The power was generated from several sources that included; dams, coal-fired plants, diesel-fired plants and solar panels.
As of 2019, the main operating power source for the Kingdom was seven hydropower dams which generated cumulatively 1,328 mW of energy, accounting for 33.5 percent of the nation’s total power supply.
The report stated that the power supply from other sources included a 675 mW from coal-fired power plants, 627 mW from diesel-fired power plants and 123 mW from renewable power.
Cambodia imported 626 mW from neighbouring; Thailand, Vietnam and Laos in 2019, a 41 percent increase over from the previous year.
Minister of Mines and Energy Suy Sem stated the continuing upward trend of power consumption in Cambodia means the government must continue to find other sources of reliable energy to ensure demand is met to build infrastructure projects, give stability to businesses and provide electricity to the people.
“The development of power sources and increasing the capacity of power generation, transmission, distribution and electrification to businesses and consumers are our main tasks. We have been constantly developing new power sources and increasing the supply to meet the nation’s power demands,” Suy said at the ministry’s annual meeting yesterday.

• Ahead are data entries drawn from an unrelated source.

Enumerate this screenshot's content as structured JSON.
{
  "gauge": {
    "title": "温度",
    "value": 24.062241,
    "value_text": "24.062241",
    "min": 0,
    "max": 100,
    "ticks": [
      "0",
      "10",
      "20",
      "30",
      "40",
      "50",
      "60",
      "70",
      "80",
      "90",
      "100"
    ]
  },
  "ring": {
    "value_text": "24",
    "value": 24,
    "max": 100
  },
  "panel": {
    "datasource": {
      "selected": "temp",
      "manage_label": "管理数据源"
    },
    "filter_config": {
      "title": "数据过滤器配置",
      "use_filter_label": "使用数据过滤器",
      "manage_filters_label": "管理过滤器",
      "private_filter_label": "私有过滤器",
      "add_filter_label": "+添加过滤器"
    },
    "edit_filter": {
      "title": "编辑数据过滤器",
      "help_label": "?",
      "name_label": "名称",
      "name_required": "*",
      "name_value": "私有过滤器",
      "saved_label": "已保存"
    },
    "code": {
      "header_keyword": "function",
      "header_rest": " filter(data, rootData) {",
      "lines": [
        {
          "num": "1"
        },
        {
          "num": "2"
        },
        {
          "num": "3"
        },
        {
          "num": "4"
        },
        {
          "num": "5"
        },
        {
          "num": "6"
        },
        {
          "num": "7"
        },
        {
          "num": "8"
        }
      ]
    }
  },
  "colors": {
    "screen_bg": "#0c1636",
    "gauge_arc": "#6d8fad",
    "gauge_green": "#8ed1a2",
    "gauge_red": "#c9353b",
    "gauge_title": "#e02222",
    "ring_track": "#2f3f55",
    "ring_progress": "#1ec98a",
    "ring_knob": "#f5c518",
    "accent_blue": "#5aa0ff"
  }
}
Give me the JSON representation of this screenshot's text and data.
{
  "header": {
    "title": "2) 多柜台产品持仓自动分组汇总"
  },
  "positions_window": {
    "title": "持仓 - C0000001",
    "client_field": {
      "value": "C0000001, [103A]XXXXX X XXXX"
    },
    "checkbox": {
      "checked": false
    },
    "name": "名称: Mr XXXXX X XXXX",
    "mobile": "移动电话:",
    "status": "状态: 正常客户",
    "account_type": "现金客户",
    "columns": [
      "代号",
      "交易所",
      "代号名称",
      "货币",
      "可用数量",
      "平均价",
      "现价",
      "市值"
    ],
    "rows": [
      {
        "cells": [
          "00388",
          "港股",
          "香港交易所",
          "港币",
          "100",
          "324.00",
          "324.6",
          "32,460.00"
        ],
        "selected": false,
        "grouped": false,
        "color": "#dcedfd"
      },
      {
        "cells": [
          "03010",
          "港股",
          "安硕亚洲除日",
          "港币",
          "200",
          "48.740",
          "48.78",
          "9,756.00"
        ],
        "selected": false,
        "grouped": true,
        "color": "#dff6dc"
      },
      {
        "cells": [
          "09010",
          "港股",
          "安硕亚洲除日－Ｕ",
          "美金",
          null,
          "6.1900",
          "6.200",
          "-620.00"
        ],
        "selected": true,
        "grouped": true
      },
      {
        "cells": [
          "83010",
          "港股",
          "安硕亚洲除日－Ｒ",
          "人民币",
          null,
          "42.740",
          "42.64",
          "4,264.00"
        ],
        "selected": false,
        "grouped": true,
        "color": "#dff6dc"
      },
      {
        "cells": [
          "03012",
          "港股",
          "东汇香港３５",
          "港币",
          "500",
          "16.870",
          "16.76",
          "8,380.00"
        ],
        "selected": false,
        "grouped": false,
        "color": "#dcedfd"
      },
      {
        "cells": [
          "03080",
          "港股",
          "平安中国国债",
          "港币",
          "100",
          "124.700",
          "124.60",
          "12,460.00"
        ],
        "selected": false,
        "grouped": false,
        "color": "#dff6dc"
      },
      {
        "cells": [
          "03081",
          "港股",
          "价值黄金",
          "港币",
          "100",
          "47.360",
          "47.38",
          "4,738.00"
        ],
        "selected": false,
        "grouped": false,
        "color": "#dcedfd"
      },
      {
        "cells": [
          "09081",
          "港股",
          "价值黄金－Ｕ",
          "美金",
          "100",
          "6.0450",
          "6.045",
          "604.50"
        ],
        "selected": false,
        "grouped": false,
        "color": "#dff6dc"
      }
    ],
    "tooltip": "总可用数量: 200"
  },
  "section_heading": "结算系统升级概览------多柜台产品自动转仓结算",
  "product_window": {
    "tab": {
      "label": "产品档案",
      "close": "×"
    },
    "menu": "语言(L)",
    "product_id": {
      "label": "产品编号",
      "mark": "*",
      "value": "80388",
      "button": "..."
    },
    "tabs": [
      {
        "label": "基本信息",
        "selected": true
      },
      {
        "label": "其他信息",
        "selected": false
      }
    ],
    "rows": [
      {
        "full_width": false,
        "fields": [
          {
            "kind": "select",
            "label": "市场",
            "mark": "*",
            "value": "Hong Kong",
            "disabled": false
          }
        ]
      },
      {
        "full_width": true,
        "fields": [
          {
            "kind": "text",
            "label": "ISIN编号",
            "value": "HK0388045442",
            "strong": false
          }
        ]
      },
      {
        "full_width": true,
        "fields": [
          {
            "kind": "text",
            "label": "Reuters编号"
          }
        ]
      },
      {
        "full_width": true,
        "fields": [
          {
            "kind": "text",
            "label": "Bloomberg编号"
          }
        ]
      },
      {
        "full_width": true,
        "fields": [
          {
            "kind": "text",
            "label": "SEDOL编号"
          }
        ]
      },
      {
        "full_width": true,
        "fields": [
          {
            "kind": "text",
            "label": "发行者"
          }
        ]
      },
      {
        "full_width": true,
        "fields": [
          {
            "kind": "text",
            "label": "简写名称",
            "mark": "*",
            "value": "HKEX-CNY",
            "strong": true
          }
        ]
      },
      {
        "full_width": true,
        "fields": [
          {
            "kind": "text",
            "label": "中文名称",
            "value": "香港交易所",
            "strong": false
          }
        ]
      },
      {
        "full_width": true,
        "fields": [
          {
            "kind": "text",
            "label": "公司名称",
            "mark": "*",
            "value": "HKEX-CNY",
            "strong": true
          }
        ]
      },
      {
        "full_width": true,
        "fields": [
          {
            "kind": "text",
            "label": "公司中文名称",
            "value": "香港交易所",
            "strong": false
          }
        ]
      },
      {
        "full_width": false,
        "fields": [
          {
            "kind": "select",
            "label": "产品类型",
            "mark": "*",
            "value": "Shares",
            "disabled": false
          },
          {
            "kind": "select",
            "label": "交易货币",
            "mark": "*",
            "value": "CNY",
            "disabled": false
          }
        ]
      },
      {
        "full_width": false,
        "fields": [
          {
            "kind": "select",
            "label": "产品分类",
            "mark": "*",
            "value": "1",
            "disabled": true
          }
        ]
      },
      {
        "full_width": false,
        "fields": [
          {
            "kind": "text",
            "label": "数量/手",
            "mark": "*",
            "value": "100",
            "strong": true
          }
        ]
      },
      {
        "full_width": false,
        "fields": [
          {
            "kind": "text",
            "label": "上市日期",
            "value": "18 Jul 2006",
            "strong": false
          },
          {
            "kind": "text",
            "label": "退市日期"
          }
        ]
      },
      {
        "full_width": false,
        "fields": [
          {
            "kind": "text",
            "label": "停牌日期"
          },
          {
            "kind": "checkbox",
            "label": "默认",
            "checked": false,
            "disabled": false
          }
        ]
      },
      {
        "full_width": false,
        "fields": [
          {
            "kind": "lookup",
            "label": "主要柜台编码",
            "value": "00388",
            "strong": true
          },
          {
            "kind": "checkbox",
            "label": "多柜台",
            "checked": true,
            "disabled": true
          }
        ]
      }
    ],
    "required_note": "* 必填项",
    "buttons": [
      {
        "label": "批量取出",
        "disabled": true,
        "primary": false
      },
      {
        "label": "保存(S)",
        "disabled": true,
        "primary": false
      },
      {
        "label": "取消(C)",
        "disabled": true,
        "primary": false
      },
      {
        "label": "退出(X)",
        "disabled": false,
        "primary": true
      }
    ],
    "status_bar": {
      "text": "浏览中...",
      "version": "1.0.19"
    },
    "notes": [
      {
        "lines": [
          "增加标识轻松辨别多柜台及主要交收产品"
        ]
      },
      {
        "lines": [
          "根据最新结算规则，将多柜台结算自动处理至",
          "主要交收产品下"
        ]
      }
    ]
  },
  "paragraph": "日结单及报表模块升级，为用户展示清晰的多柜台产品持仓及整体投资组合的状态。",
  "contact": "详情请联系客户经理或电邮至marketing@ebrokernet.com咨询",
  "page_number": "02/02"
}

“At the same time, improving the supply of electric services to consumers and decreasing power tariffs have also been benefiting people nationwide,” Suy said.
As of last year, 364 licences were given to power distributors, covering 3,131 out of 4,168 villages listed in the Kingdom, a 92.68 percent coverage rate.
Household electrification was recorded at 2.68 million out of 3.57 million households across the country, a 74.78 percent coverage rate.
The government’s target to provide electricity to all villages throughout the country by 2020 will most likely not be reached. There are more than 200 villages located in remote areas and islands where it is not deemed possible for current infrastructure development.